Amongst the rest of the score are touches of musical comedy (Anna Francolini, Amanda Minihan, and Annette McLaughlin’s lovelorn angels having lots of fun), dramatic recitative (Julie Atherton’s tragic Oriale opening up the show in great style) and stirring choral numbers that the nearly 30-strong company here bring bracingly to life. The bombastic style of the music of Paradise Lost may not necessarily be to everyone’s taste but for me, it makes for a hugely exciting prospect for musical theatre in the (hopefully near) future and an absolute treat for your ears now.
“I wonder why they didn’t just change their story”
There’s always gotta be a sequel right? After the success of West End Recast earlier this year, director Adam Lenson and musical supervisor Daniel A Weiss have once again gathered a cast of West End talent with nothing better to do on a Sunday night than perform songs they wouldn’t normally get the chance to sing. And once again, they hit the jackpot with an extraordinary range of performers and performances that offer a revelatory take on what places musical theatre could go to when a few risks are taken.
Imagine Cynthia Erivo as Bobby in Company, her rendition of ‘Being Alive’ was genuinely sensational (although nothing will ever convince me that a mid-song standing ovation is acceptable) and somehow found something new in this classic that literally raised the roof. So too did Gina Beck utterly own West Side Story’s ‘Maria’, an unexpectedly affecting take that also deserves to be explored more, not least as a fascinating challenge for her vocal range. Cassidy Janson deserves a mention for going green again, though this time as Shrek rather than Elphaba, well for the most part at least…

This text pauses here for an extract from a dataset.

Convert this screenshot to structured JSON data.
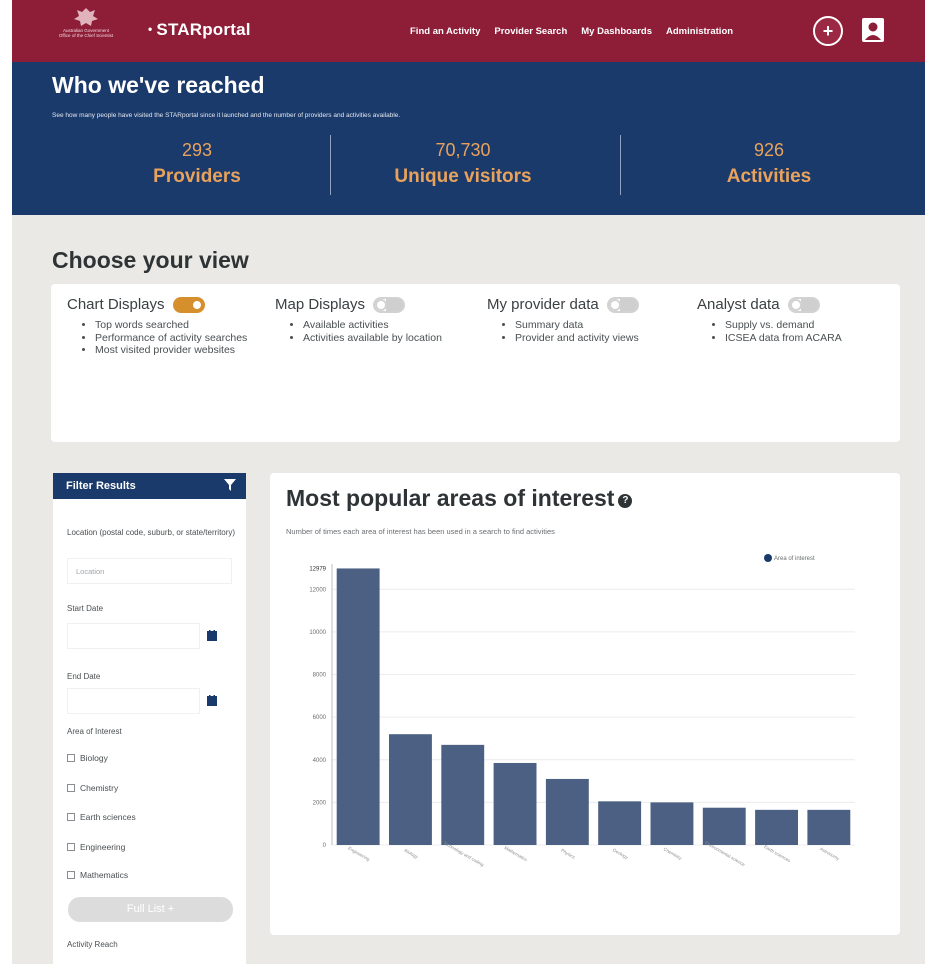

Nick Holder giving Imelda Staunton a run for her money (well, not really, but he gives it a damn good try) by seizing ‘Rose’s Turn’ by the balls; Jon Robyns remixing Rent far better than Rent Remixed ever achieved with a beautiful take on ‘Out Tonight’; David Bedella relishing the dip into a Desmond with ‘With One Look’; the boys more than represented too. Fra Free taking on Ragtime’s Your Daddy’s Son was another success, offering insight into what a talented singer he is turning out to be.
There was humour too in the evening, in the lighter touches of Julie Atherton’s sozzled take on Matilda’s ‘Naughty’ seguing cleverly into Annette McLoughlin’s Les Mis number. Or Michael Matus doing ‘Tomorrow’ from Annie, Katie Rowley Jones transforming into a Teddy Boy for a Grease segment, Rebecca Brewer’s malevolent Mushnik from Little Shop of Horrors and Robyns and Daniel Boys duetting from Miss Saigon.
The balance worked well across the programme, never becoming too heavy an evening and always remembering to keep things light. Perhaps it would have been good to mix up the cast a little bit more and I don’t know if the world needed another ‘Let It Go’ (sorry Daniel Boys) but there’s really not much complaining on as entertaining a night as this was.
“The morning star always get wonderful bright the minute before it has to go”
Some images sear themselves into the mind, never to be forgotten and for me, the staging of the third act of Thornton Wilder’s Our Town was such a one – something so simply done yet achingly powerful in effect, all the more so given it isn’t immediately apparent. And after Mr Burns, it is the second time in three plays that the Almeida has delivered a doozy of a third act – one can’t help but feel sorry (or laugh) at the doofuses that left at any of the intervals.
It is interesting to see the strength of the reactions to David Cromer’s version of this show – in the Evening Standard, Fiona Mountford decries it as glib, desultory and that final act as smug(!) and Jake Orr dismissed it thus